Madden, M. Comparative Toxicity and Mutagenicity of Soy-biodiesel and Petroleum-Diesel Emissions: Overview of Studies from the U.S. EPA, Research Triangle Park, NC. INHALATION TOXICOLOGY. Informa Healthcare USA, New York, NY, 27(11):511-514, (2015).
This manuscript is the introductory article for a several articles in a special edition of the journal Inhalation Toxicology devoted to a series of studies performed at the US EPA in RTP NC which examined the toxicity and mutagenic potential of biodiesel combustion emissions. The rationale for performing the studies, a summarized results from each article, and the implications for future studies are outlined.
Biodiesel use as a fuel is increasing globally as an alternate to petroleum sources. To comprehensively assess the effects of the use of biodiesel as an energy source, end stage uses of biodiesel such as the effects of inhalation of combusted products on human health must be incorporated. To date, few reports concerning the toxicological effects of the emissions of combusted biodiesel or blends of biodiesel on surrogates of health effects have been published. The relative toxicity of the combusted biodiesel emissions compared to petroleum diesel emissions with short term exposures is also not well known. To address the paucity of findings on the toxicity of combusted biodiesel emissions, studies were undertaken at the U.S. Environmental Protection Agency laboratories in Research Triangle Park, North Carolina. The studies used a variety of approaches with nonhuman animal models to examine biological responses of the lung and cardiovascular systems induced by acute and repeated exposures to pure biodiesel and biodiesel blended with petroleum diesel. Effects of the emissions on induction of mutations in bacterial test strains and mammalian DNA adducts were also characterized and normalized to engine work load. The emissions were characterized as to the physiochemical composition in order to determine the magnitude of the differences among the emissions utilized in the studies. This article summarizes the major finding of these studies which are contained within this special issue of Inhalation Toxicology. The findings provided in these articles provide information about the toxicity of biodiesel emissions relative to petroleum diesel emissions and which can be utilized in a life cycle analyses of the effects of increased biodiesel usage.

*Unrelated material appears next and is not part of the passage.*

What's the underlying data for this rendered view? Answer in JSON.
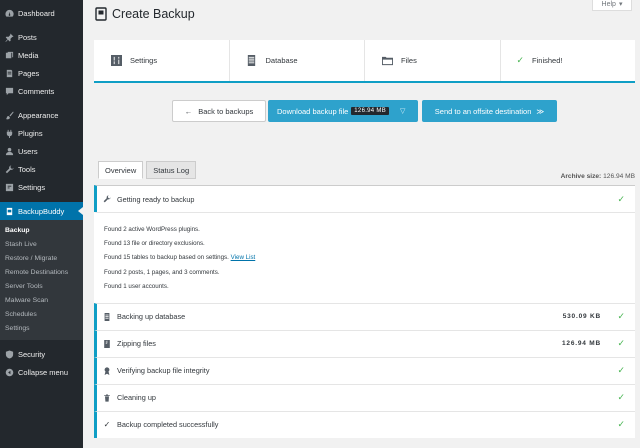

Record Details:Record Type: DOCUMENT (JOURNAL/PEER REVIEWED JOURNAL)
Organization:U.S. ENVIRONMENTAL PROTECTION AGENCY
OFFICE OF RESEARCH AND DEVELOPMENT
NATIONAL HEALTH AND ENVIRONMENTAL EFFECTS RESEARCH LABORATORY
ENVIRONMENTAL PUBLIC HEALTH DIVISION
CLINICAL RESEARCH BRANCH